Let us unite with Mary in her expectation, during the hours that preceded the blessed moment of her Son’s birth. Like her let us redouble our love and fervor. Let us unite in her recollection, and from her dispositions draw this lesson, that we must serve Our Lord as He wishes us to serve Him, and not as we would ourselves. Mary knew by the Prophets all that her Son would have to suffer, and she disposed herself to serve Him as He willed, and to follow Him everywhere. Let us imitate her true love and devotedness. It would appear perfectly natural to Mary for Jesus to be born in a beautiful palace, or at least, as most children, in a certain degree of comfort. But no, He was born in a cave, in the hollow of a rock, into which, after being everywhere repulsed, Mary and Joseph were constrained to retire. St. Joseph’s sorrow must, indeed, have been great. It was upon him, the head of the family, that devolved the care of finding a shelter for his holy Spouse, and we may well imagine his pain and anxiety when, refused admittance everywhere, he was forced to lead Mary at the moment of accouchement into so poor a refuge: as for Mary, she was happy in the midst of rebuffs. She possessed Jesus in her bosom, and she knew that it was He who permitted that they should be rejected and despised, and who had led them to that stable in which He had resolved to be born.

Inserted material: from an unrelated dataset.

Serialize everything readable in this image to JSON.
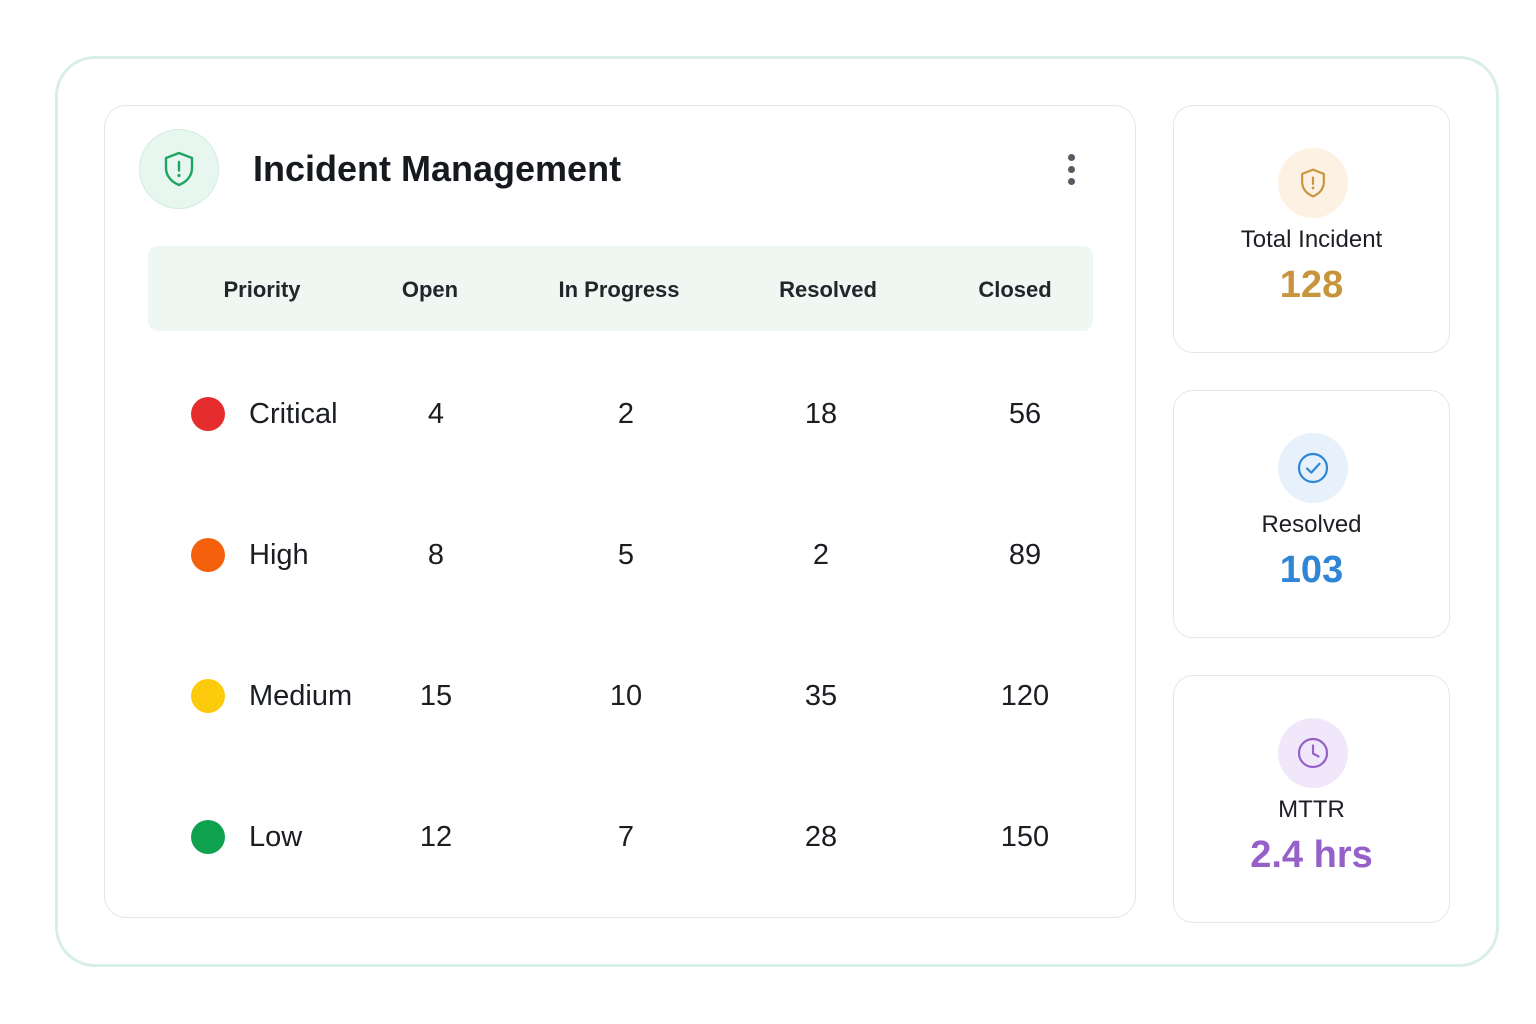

God permits that we fruitlessly seek the help of men, in order that we may abandon ourselves to Him, and allow ourselves to be conducted like Mary and Joseph. It is in this state of abandonment that we feel most sensibly the goodness of God. He then takes care of us, and we confidently draw near to Him, like children around their Father. . . . The Israelites received more favors in the desert than in the Promised Land, and God was nearer to them; and Jesus was more lovable in His crib at Bethlehem or in the poor house of Nazareth, than in His public life in the midst of all the wonders that He wrought.
The Eucharist began at Bethlehem, and in the arms of Mary. It was she who brought to humanity the Bread for which it was famishing, and which alone can nourish it. It was she that took care of that Bread for us.
Text from Father Eymard’s Month of Our Lady of the Blessed Sacrament (New York: Sentinel Press, 1903).